▶ **Your goal**
Pull every line that includes the word "value" out of the data below and copy it.

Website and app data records
######
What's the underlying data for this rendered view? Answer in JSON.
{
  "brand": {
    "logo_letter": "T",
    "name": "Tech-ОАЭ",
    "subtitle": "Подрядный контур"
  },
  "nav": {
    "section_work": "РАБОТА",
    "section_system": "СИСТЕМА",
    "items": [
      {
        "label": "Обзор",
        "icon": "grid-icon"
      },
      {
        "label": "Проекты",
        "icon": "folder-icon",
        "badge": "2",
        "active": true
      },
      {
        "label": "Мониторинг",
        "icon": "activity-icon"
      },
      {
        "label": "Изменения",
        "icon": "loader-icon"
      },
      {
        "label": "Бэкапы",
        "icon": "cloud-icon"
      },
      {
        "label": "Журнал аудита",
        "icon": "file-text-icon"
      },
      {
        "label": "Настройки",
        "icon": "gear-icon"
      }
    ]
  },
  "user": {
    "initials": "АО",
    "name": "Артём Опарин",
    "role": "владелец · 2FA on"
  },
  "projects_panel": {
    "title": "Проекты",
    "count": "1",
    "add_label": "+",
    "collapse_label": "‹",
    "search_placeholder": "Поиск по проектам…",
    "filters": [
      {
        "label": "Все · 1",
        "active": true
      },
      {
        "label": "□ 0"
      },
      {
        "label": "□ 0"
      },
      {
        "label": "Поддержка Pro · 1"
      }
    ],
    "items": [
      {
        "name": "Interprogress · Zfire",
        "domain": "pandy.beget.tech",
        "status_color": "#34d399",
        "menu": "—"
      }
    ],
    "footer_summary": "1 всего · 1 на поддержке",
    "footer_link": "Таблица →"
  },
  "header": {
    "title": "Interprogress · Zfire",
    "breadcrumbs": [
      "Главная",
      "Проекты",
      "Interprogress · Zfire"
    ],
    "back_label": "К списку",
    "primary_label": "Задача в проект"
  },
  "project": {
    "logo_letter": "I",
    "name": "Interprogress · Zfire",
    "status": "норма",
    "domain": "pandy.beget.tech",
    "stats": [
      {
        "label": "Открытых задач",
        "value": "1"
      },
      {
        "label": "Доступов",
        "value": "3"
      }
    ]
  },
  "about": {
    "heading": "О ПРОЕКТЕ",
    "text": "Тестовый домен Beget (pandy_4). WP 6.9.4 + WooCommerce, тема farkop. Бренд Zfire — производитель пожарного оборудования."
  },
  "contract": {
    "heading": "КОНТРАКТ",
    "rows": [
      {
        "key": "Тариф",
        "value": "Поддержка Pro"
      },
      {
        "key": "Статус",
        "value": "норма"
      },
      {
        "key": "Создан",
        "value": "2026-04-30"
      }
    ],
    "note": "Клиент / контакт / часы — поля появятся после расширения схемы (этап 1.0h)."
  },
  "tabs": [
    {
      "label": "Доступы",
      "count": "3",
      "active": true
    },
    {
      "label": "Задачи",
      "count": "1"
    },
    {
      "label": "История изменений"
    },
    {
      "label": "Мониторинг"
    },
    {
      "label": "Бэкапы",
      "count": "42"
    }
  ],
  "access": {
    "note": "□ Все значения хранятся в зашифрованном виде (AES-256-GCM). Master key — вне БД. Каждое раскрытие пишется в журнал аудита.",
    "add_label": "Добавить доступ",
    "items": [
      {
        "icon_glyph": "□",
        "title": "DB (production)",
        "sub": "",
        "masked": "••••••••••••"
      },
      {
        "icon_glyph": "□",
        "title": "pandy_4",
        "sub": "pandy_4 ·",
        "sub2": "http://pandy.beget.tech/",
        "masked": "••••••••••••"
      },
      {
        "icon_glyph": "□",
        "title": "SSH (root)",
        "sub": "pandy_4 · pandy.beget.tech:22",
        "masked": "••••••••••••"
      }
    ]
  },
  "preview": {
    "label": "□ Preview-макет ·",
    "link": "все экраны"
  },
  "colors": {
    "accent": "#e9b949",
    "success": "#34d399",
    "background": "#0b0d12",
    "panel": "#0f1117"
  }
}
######
▶ **Solved problem**
        "value": "1"
        "value": "3"
        "value": "Поддержка Pro"
        "value": "норма"
        "value": "2026-04-30"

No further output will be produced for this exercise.